So, to embark on a sale process when a business is in distress is twice as challenging. While management is urgently trying to keep the business afloat, they are simultaneously required to prepare it for scrutiny by potential acquirers. Tim Wainwright, an experienced Transactions Partner with Eight Advisory, says that this dual requirement means sellers of distressed businesses must focus on presenting their business in a way that supports buyers in identifying value, whilst simultaneously being open about the causes of distress. 

According to Wainwright, sellers of distressed businesses should focus on eight key aspects to ensure they are as well prepared as possible:

  • Cash: In a distressed situation cash truly is king. Accurate forecasting and day-by-day cash balances are often required to ensure any buyer is confident that scarce cash reserves are under proper control. 
  • Equity story and turnaround plan: Any buyer is going to want to understand the proposed turnaround strategy: how is the business going to enact its recovery and what value can be created that means the distressed business is worth saving? Clear presentation of this strategy is essential.
  • The business model: Clear demonstration of how the business model generates cash is required, with analysis that shows how financial performance will respond to key changes – whether these are positive improvements (e.g., increases in revenue) or emerging risks that further damage the business.  Demonstrating the business is resilient enough to cope with these changes can go a long way to assuring investors there is a viable future.
  • Management team: As outlined above, this is a challenging process. The management team are in it together and need to be consistent in presenting the turnaround. Above all, the team needs to be open about the underlying causes that resulted in the distressed situation arising.  A defensive management team who fail to acknowledge root causes of distress are unlikely to resolve the situation.

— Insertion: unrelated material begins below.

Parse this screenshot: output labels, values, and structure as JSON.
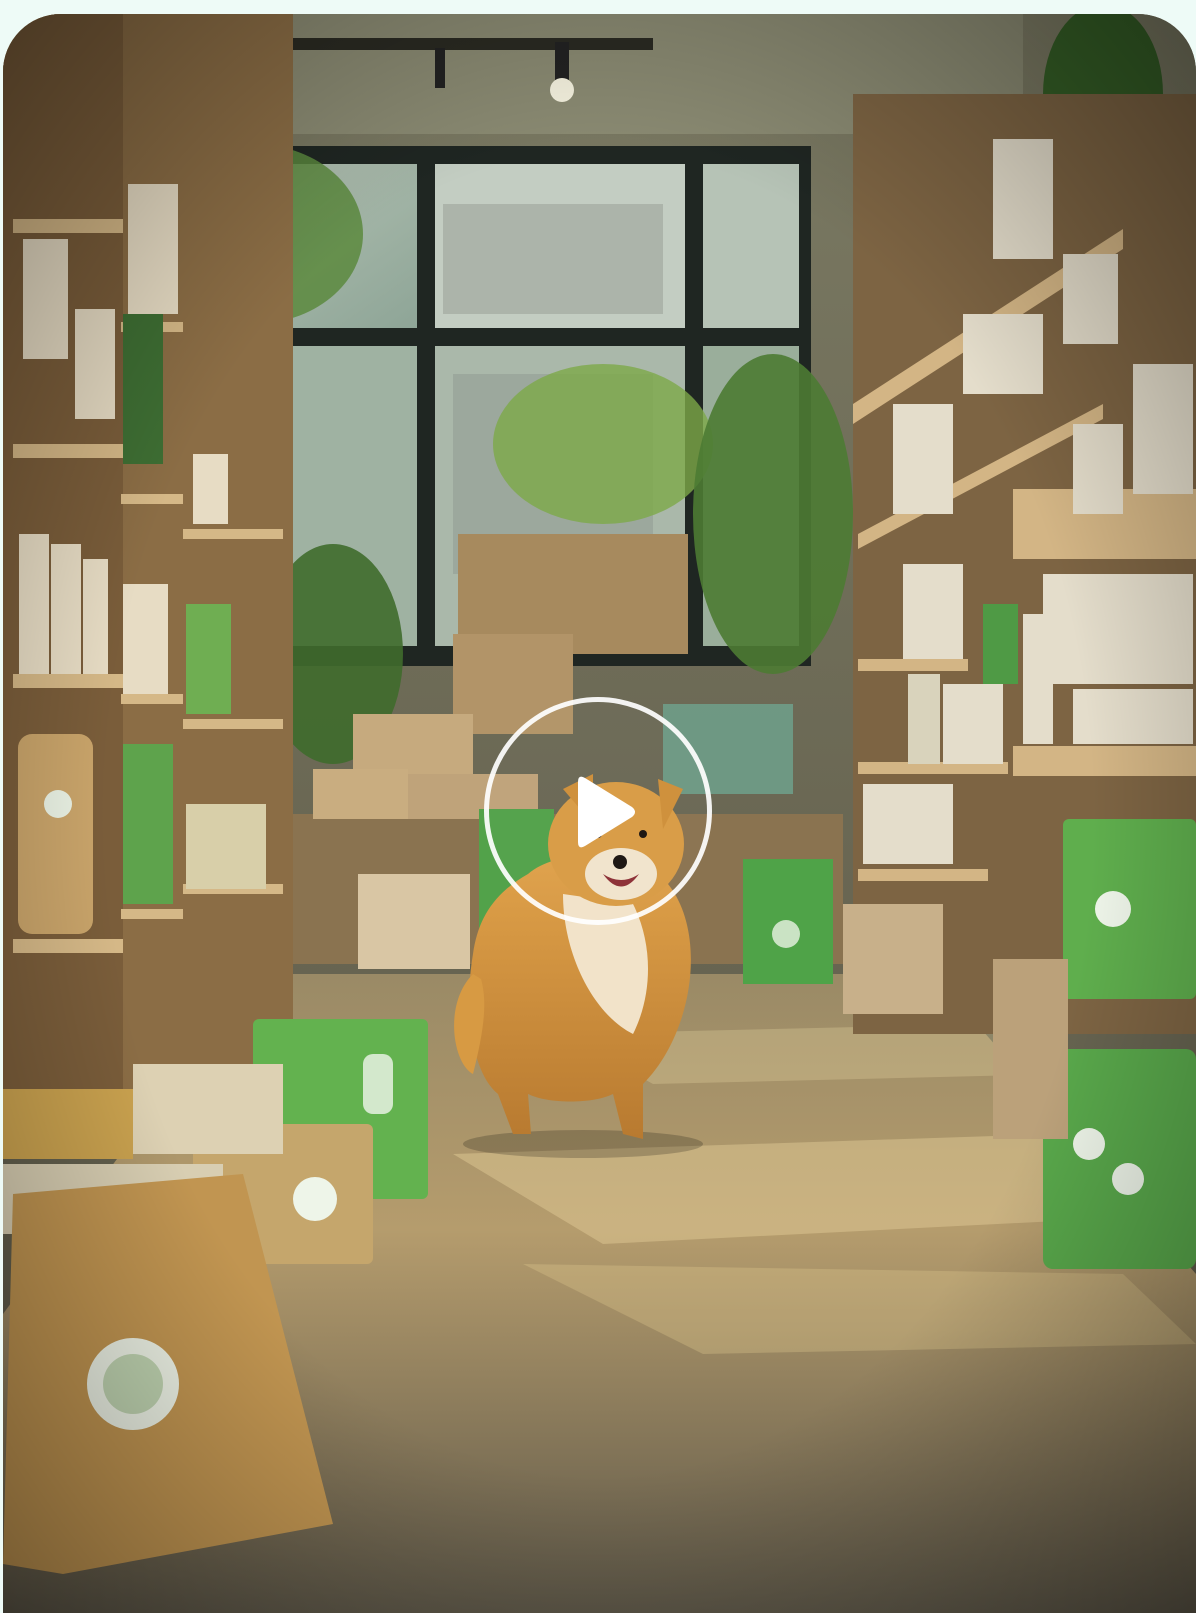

8 tips for successfully buying or selling a distressed business

  • Financing: More than in any traditional transaction, distressed businesses need to understand the impact on working capital. The distressed situation frequently results in costs rising as credit insurance becomes more difficult to obtain or as customers and suppliers reduce credit. Understanding how these unwind will be important to the potential investors.
  • Employees: Any restructuring programme can be difficult for employees. Maintaining open communications and respecting the need for consultation is the basic requirement. In successful turnarounds, employees are often deeply engaged in designing and developing solutions. Demonstrating a supportive, flexible employee base can often support the sale process.
  • Structuring: Understanding how to structure the business for the proposed acquisition can add significant value. Where possible, asset sales may be preferred, enabling buyers to move forward with limited liabilities. However, impacts on customers, employees and other stakeholders need to be considered.
  • Off balance sheet assets: In the course of selling a distressed business, additional attention is often given to communicating the value of items that may not be fully valued in the financial statements. Brands, intellectual property and historic tax losses are all examples of items that may be of significant value to a purchaser. Highlighting these aspects can make an acquisition more appealing.

“These eight focus areas can help to sell a distressed business and are important in reaching a successful outcome, but it should be noted that it will remain a challenging process,” Wainwright explains. 

With recent studies indicating that the valuation of distressed business is trending north. With increased appetite from buyers who are accustomed to taking on these situations, it is likely that more distressed deals will be seen in the coming months. “Preparing management teams as best as possible for delivering these will be key to ensuring these businesses can pass on to new owners who can hopefully drive the restructuring required to see these succeed,” Wainwright added.